As for what I do to get the main characters to co-operate with the course of questionable sanity, well, simply put, I don't let the author know what I'm going to do to them until it's too late... *grin*

Sarah A. Hoyt said...

I have the WORST trouble STAYING with the character to the end of the ride. I tend to pull back in the bad spots or the embarrassing spots.
As for getting them to do what I want... I don't even TRY. Fortunately I have the sort of characters who jump in first and ask questions later.

Kate said...

Brendan,

With great difficulty, unless you plan on them talking in jeers :)

Kate said...

Matapam,

Good points, all. I think I'll let your suggestions stand there.

So bribery works with your characters? That's good to know.

Kate said...

Daniel,

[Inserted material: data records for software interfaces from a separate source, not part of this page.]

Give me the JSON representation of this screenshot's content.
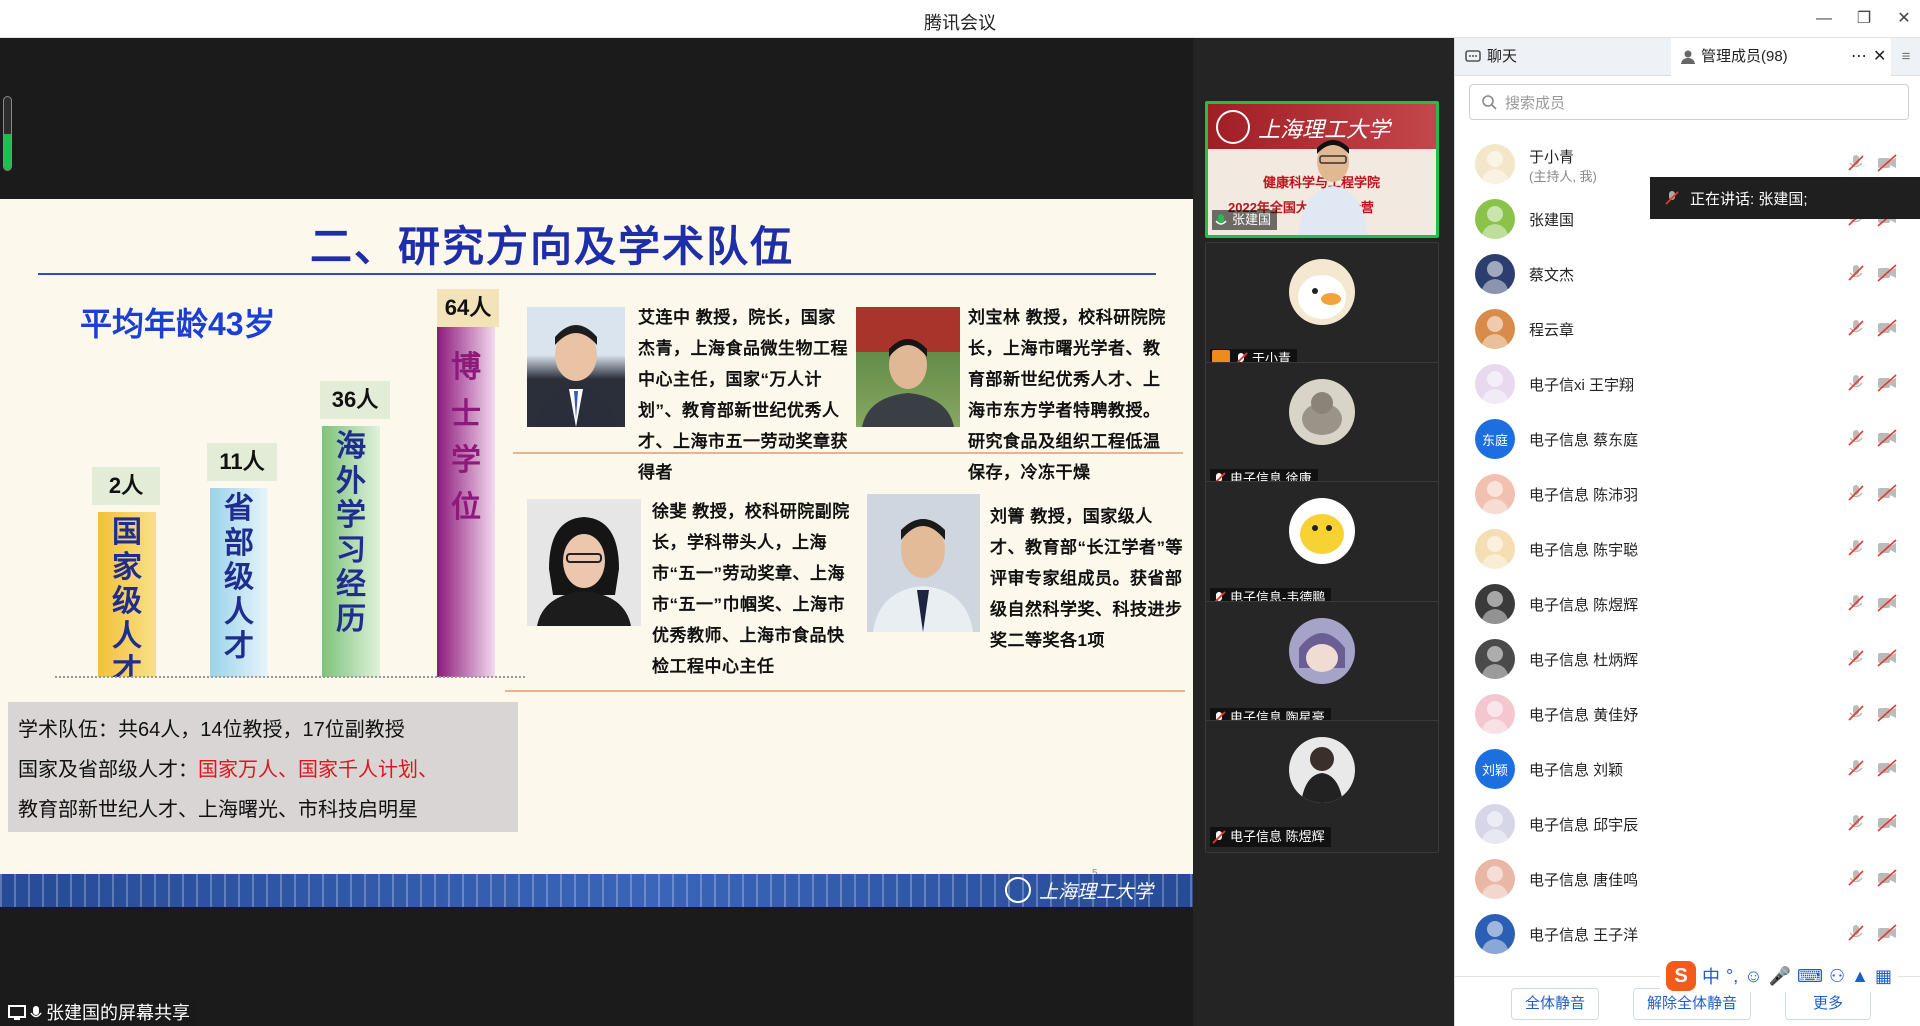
{
  "window": {
    "title": "腾讯会议"
  },
  "colors": {
    "accent": "#1d5ec9",
    "speaking_green": "#1fbf4a",
    "slide_blue": "#1e2da8",
    "highlight_red": "#e0141b"
  },
  "slide": {
    "title": "二、研究方向及学术队伍",
    "avg_age": "平均年龄43岁",
    "bars": [
      {
        "count": "2人",
        "text": "国家级人才"
      },
      {
        "count": "11人",
        "text": "省部级人才"
      },
      {
        "count": "36人",
        "text": "海外学习经历"
      },
      {
        "count": "64人",
        "text": "博士学位"
      }
    ],
    "summary": {
      "line1": "学术队伍：共64人，14位教授，17位副教授",
      "line2_prefix": "国家及省部级人才：",
      "line2_red": "国家万人、国家千人计划、",
      "line3": "教育部新世纪人才、上海曙光、市科技启明星"
    },
    "profiles": [
      "艾连中 教授，院长，国家杰青，上海食品微生物工程中心主任，国家“万人计划”、教育部新世纪优秀人才、上海市五一劳动奖章获得者",
      "刘宝林 教授，校科研院院长，上海市曙光学者、教育部新世纪优秀人才、上海市东方学者特聘教授。研究食品及组织工程低温保存，冷冻干燥",
      "徐斐 教授，校科研院副院长，学科带头人，上海市“五一”劳动奖章、上海市“五一”巾帼奖、上海市优秀教师、上海市食品快检工程中心主任",
      "刘箐 教授，国家级人才、教育部“长江学者”等评审专家组成员。获省部级自然科学奖、科技进步奖二等奖各1项"
    ],
    "footer_logo": "上海理工大学",
    "page_number": "5"
  },
  "share_status": "张建国的屏幕共享",
  "video_tiles": [
    {
      "name": "张建国",
      "banner_school": "上海理工大学",
      "banner_line2": "健康科学与工程学院",
      "banner_line3": "2022年全国大学生夏令营"
    },
    {
      "name": "于小青"
    },
    {
      "name": "电子信息 徐康"
    },
    {
      "name": "电子信息-韦德鹏"
    },
    {
      "name": "电子信息 陶星豪"
    },
    {
      "name": "电子信息 陈煜辉"
    }
  ],
  "panel": {
    "tab_chat": "聊天",
    "tab_members": "管理成员(98)",
    "search_placeholder": "搜索成员",
    "speaking": "正在讲话: 张建国;",
    "members": [
      {
        "name": "于小青",
        "sub": "(主持人, 我)",
        "avatar": "duck",
        "color": "#f4e6c8"
      },
      {
        "name": "张建国",
        "sub": "",
        "avatar": "ball",
        "color": "#8bc34a"
      },
      {
        "name": "蔡文杰",
        "sub": "",
        "avatar": "dark",
        "color": "#2c3e70"
      },
      {
        "name": "程云章",
        "sub": "",
        "avatar": "sunset",
        "color": "#d98c4a"
      },
      {
        "name": "电子信xi 王宇翔",
        "sub": "",
        "avatar": "light",
        "color": "#e8d9ef"
      },
      {
        "name": "电子信息 蔡东庭",
        "sub": "",
        "avatar": "text",
        "text": "东庭",
        "color": "#1d6fe0"
      },
      {
        "name": "电子信息 陈沛羽",
        "sub": "",
        "avatar": "face",
        "color": "#f1c0b0"
      },
      {
        "name": "电子信息 陈宇聪",
        "sub": "",
        "avatar": "cat",
        "color": "#f5deb3"
      },
      {
        "name": "电子信息 陈煜辉",
        "sub": "",
        "avatar": "dark",
        "color": "#3a3a3a"
      },
      {
        "name": "电子信息 杜炳辉",
        "sub": "",
        "avatar": "dark",
        "color": "#4a4a4a"
      },
      {
        "name": "电子信息 黄佳妤",
        "sub": "",
        "avatar": "light",
        "color": "#f3c6d0"
      },
      {
        "name": "电子信息 刘颖",
        "sub": "",
        "avatar": "text",
        "text": "刘颖",
        "color": "#1d6fe0"
      },
      {
        "name": "电子信息 邱宇辰",
        "sub": "",
        "avatar": "light",
        "color": "#d6d6e8"
      },
      {
        "name": "电子信息 唐佳鸣",
        "sub": "",
        "avatar": "face",
        "color": "#e9b7a5"
      },
      {
        "name": "电子信息 王子洋",
        "sub": "",
        "avatar": "dark",
        "color": "#2b5fb5"
      }
    ],
    "btn_mute_all": "全体静音",
    "btn_unmute_all": "解除全体静音",
    "btn_more": "更多",
    "ime_label": "中"
  }
}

You don't let the author know? Now that's scary stuff. I'm going to be looking over my shoulder wondering who's actually writing the story now.

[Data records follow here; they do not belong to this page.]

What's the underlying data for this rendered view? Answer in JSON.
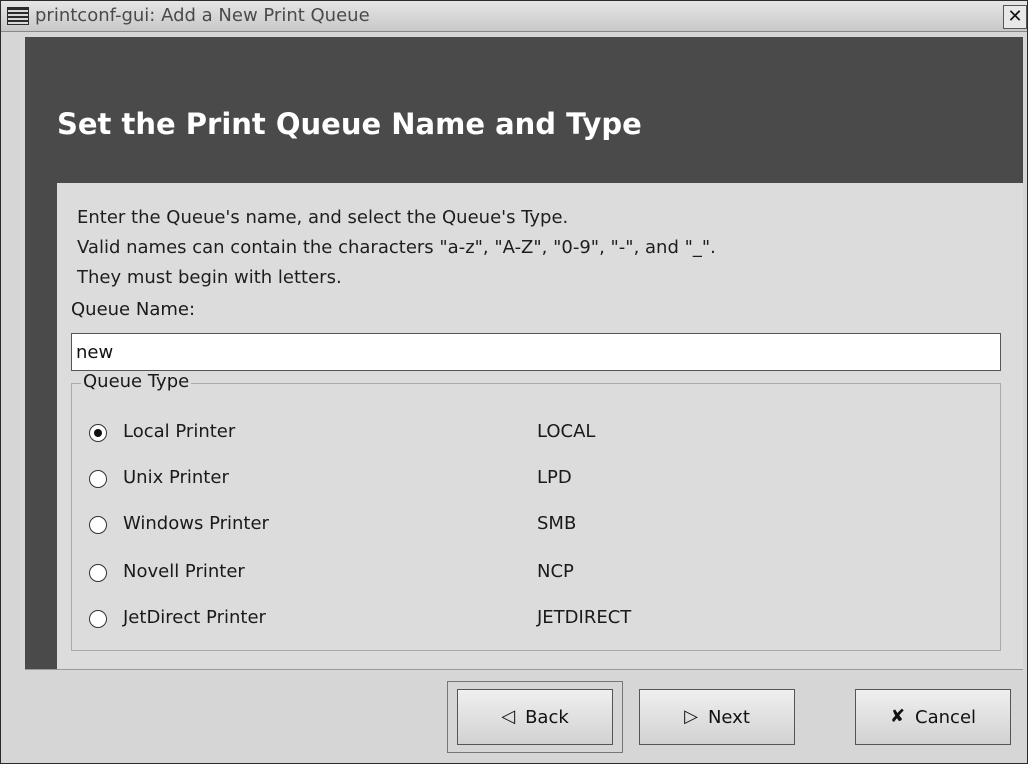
{
  "window": {
    "title": "printconf-gui: Add a New Print Queue",
    "close_glyph": "✕"
  },
  "banner": {
    "title": "Set the Print Queue Name and Type"
  },
  "instructions": [
    "Enter the Queue's name, and select the Queue's Type.",
    "Valid names can contain the characters \"a-z\", \"A-Z\", \"0-9\", \"-\", and \"_\".",
    "They must begin with letters."
  ],
  "queue_name": {
    "label": "Queue Name:",
    "value": "new"
  },
  "queue_type": {
    "legend": "Queue Type",
    "options": [
      {
        "label": "Local Printer",
        "code": "LOCAL",
        "checked": true
      },
      {
        "label": "Unix Printer",
        "code": "LPD",
        "checked": false
      },
      {
        "label": "Windows Printer",
        "code": "SMB",
        "checked": false
      },
      {
        "label": "Novell Printer",
        "code": "NCP",
        "checked": false
      },
      {
        "label": "JetDirect Printer",
        "code": "JETDIRECT",
        "checked": false
      }
    ]
  },
  "buttons": {
    "back": {
      "label": "Back",
      "icon": "left-triangle-icon",
      "glyph": "◁"
    },
    "next": {
      "label": "Next",
      "icon": "right-triangle-icon",
      "glyph": "▷"
    },
    "cancel": {
      "label": "Cancel",
      "icon": "cancel-x-icon",
      "glyph": "✘"
    }
  }
}
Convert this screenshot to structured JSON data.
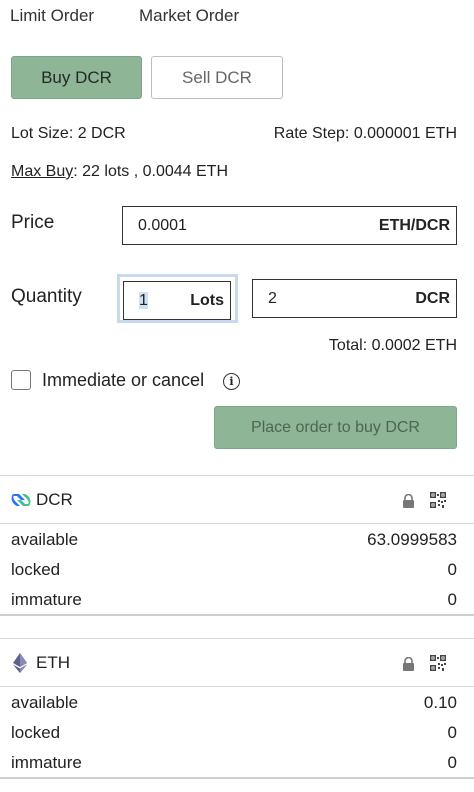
{
  "tabs": {
    "limit": "Limit Order",
    "market": "Market Order"
  },
  "side": {
    "buy": "Buy DCR",
    "sell": "Sell DCR"
  },
  "info": {
    "lot_size": "Lot Size: 2 DCR",
    "rate_step": "Rate Step: 0.000001 ETH",
    "max_buy_label": "Max Buy",
    "max_buy_value": ": 22 lots , 0.0044 ETH"
  },
  "price": {
    "label": "Price",
    "value": "0.0001",
    "unit": "ETH/DCR"
  },
  "quantity": {
    "label": "Quantity",
    "lots_value": "1",
    "lots_unit": "Lots",
    "dcr_value": "2",
    "dcr_unit": "DCR"
  },
  "total": "Total: 0.0002 ETH",
  "ioc": {
    "label": "Immediate or cancel",
    "checked": false
  },
  "place_order": "Place order to buy DCR",
  "wallets": [
    {
      "asset": "DCR",
      "icon": "decred-icon",
      "rows": [
        {
          "label": "available",
          "value": "63.0999583"
        },
        {
          "label": "locked",
          "value": "0"
        },
        {
          "label": "immature",
          "value": "0"
        }
      ]
    },
    {
      "asset": "ETH",
      "icon": "ethereum-icon",
      "rows": [
        {
          "label": "available",
          "value": "0.10"
        },
        {
          "label": "locked",
          "value": "0"
        },
        {
          "label": "immature",
          "value": "0"
        }
      ]
    }
  ],
  "colors": {
    "buy_green": "#8db596",
    "focus_blue": "#c6d9f1",
    "decred_blue": "#2970ff",
    "decred_teal": "#41bf90"
  }
}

Kate said...

Sarah,

Your characters tend to be forces of nature - or possibly ill-nature (looking around nervously in case of Athena showing up). You don't mess with those: they'll flatten you and not even notice.

Synova said...

Patricia Wrede tells a funny story about the book _The Raven Ring_. She had a plan, they were supposed to leave town. Her characters refused.

I really like that book but after hearing that I could really see where that left turn happened. And they didn't leave town.

Rowena Cory Daniells said...
This comment has been removed by the author.
Rowena Cory Daniells said...

Because she couldn't spell.

What I tried to say Brendan, was to throw the two 12 year olds into danger. Then they'll have to talk to survive!

Kate said...

Synova,

I completely believe that. Trying to rearrange reality to deal with stubborn characters who flat refuse to leave town is a pain :)

Kate said...

Rowena,

You mean we don't get to enjoy your typos as written? The Great God of the Internet (Tae-Po, of course) is disappointed.

We just won't mention all the offerings to the Great God that I commit.

Stephen Simmons said...

I've recently had the good fortune to be befriended by a wise (in my estimation) writer who has been in this business nearly as long as I've been (legally alleged to be) an adult. We've had a number of conversations on this topic. He is fond of saying that "you must relentlessly drive to Detroit, while acknowledging that the characters may well prefer Paris. But the *route* to Detroit isn't important, just the fact that you must eventually get there."

I find it depends on the character. Some I need only nudge, and they go right where I want them. Some have to be tricked. And some have to have every other possible course of action systematically blown t bits ...

grumpymartian said...

Brendan - Have one of them do something awful to the other and then madly try to prevent them from "telling".

Brendan said...

Thanks everyone for the great ideas. So many of them too! What a creative bunch you are.

MataPam said...

On third thought, our personal difficulties with our characters might be less than helpful to our fellows.

How to get a Character in the right place? Start the story with him there. If you insist, he can conside that, in retrospect [Fill in the brilliant decision] might not have been the best idea he'd ever had.

Obligate him - enlist him in the Army. Have him sent as hostage to his father's loyalty. Give him a Grandmother-from-hell who is going to go on pilgramage before she dies, even if it kills her.

Have his girlfriend's divorced mother marry some rotter and move away. Have his own family move. Offer him money to deliever a package - enough to get the family farm out of hock and marry his childhood sweetheart.

Apprentice him to someone who has a reason to go there.

::sigh:: Promise him a really hot girlfriend if he'll just get up and go.

Kate said...

Stephen,

That's one sensible mentor - and yes, I've had to use the "scorched earth" method of character guidance. Fortunately not often. For some reason they resent it.

Kate said...

Grumpy Martian,

I love the name - and the suggestion is perfect for feuding 12 year olds of any gender.

Kate said...

Matapam,

Any and all of the above, sometimes all in the same story. Le sigh.

I guess being the kind of stubborn that gives people nightmares means I get gifted with equally stubborn characters.